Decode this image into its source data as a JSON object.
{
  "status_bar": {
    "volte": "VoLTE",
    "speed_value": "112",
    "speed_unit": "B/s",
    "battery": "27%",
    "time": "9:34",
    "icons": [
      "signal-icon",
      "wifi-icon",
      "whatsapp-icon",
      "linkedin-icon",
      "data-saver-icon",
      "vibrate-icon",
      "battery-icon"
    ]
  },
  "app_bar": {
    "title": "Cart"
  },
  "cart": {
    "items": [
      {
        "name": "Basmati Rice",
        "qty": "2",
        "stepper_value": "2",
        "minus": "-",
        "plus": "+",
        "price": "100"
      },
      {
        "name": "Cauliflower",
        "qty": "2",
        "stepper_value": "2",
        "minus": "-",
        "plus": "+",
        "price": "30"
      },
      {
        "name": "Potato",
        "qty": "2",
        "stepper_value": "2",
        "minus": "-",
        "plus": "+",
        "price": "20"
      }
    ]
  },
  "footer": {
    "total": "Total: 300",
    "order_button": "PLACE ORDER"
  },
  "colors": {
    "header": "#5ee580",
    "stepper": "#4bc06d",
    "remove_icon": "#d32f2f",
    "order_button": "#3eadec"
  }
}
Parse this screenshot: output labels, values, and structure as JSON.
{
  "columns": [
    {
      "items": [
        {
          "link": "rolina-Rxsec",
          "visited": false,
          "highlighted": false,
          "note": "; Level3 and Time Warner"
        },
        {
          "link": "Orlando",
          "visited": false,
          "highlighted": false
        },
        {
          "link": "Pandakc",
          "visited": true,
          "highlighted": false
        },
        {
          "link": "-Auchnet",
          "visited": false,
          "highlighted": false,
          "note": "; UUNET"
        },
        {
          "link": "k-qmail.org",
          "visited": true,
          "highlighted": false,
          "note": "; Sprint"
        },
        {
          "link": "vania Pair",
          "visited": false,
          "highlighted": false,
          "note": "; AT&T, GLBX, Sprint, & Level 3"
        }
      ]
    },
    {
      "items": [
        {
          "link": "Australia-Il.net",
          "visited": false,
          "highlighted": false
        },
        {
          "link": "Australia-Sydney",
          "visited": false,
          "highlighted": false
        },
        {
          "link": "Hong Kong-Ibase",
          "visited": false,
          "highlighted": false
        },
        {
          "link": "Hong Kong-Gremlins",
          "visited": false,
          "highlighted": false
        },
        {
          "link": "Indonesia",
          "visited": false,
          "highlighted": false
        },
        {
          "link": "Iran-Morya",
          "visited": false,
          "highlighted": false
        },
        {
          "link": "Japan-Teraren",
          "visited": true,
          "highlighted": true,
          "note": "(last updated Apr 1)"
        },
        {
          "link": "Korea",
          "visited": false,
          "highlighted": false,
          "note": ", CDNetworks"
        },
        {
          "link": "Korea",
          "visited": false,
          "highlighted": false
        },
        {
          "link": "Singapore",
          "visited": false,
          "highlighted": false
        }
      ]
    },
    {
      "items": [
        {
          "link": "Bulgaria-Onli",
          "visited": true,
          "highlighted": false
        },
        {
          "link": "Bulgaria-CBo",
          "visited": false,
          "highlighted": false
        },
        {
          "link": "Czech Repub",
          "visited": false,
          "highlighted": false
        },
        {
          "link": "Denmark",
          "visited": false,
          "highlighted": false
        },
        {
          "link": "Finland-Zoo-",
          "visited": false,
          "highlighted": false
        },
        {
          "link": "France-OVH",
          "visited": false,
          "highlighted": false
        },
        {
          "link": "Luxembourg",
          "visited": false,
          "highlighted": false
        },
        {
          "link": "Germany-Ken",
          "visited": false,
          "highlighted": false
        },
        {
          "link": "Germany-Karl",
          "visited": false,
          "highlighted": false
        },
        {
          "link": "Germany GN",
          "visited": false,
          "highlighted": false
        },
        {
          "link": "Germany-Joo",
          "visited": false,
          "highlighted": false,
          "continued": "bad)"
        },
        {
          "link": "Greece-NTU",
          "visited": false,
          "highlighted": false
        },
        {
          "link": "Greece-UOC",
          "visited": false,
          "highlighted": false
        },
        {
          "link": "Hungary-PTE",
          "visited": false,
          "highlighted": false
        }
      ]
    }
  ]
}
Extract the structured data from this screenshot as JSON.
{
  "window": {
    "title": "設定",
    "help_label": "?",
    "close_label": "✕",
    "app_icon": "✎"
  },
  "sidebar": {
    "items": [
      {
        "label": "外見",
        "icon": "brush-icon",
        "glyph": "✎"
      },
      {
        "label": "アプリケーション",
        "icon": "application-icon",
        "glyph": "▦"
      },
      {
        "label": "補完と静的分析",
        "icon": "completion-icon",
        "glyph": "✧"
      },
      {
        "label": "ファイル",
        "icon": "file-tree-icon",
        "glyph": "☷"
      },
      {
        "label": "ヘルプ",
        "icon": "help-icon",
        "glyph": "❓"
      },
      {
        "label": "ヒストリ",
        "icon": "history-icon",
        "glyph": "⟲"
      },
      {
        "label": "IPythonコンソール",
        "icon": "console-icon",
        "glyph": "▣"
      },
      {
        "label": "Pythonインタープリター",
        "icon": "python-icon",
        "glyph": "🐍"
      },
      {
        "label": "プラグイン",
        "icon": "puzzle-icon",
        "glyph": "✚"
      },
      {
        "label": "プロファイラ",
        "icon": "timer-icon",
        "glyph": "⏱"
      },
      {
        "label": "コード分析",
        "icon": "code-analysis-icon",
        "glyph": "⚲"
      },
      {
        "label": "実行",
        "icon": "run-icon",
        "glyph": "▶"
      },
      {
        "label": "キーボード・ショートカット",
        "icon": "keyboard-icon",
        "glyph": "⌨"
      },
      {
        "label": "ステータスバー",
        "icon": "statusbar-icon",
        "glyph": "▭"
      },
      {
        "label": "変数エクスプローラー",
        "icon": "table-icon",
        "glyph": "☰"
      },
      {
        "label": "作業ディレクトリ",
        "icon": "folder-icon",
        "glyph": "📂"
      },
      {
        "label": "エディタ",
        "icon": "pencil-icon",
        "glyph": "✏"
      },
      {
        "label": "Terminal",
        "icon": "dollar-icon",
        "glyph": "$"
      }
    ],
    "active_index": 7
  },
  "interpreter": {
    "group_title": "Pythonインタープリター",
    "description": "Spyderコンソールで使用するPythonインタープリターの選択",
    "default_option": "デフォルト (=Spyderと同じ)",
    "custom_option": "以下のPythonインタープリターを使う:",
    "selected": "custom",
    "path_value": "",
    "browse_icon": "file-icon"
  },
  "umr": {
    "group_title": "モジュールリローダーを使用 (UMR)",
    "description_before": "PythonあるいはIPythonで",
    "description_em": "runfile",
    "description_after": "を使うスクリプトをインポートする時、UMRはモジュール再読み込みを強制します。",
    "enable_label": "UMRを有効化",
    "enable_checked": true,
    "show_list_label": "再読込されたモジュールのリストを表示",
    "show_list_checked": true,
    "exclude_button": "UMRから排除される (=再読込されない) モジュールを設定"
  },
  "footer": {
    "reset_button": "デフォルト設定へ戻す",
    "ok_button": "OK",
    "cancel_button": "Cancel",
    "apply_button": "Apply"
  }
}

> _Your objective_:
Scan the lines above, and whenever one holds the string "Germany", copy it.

> _Task output_:
          "link": "Germany-Ken",
          "link": "Germany-Karl",
          "link": "Germany GN",
          "link": "Germany-Joo",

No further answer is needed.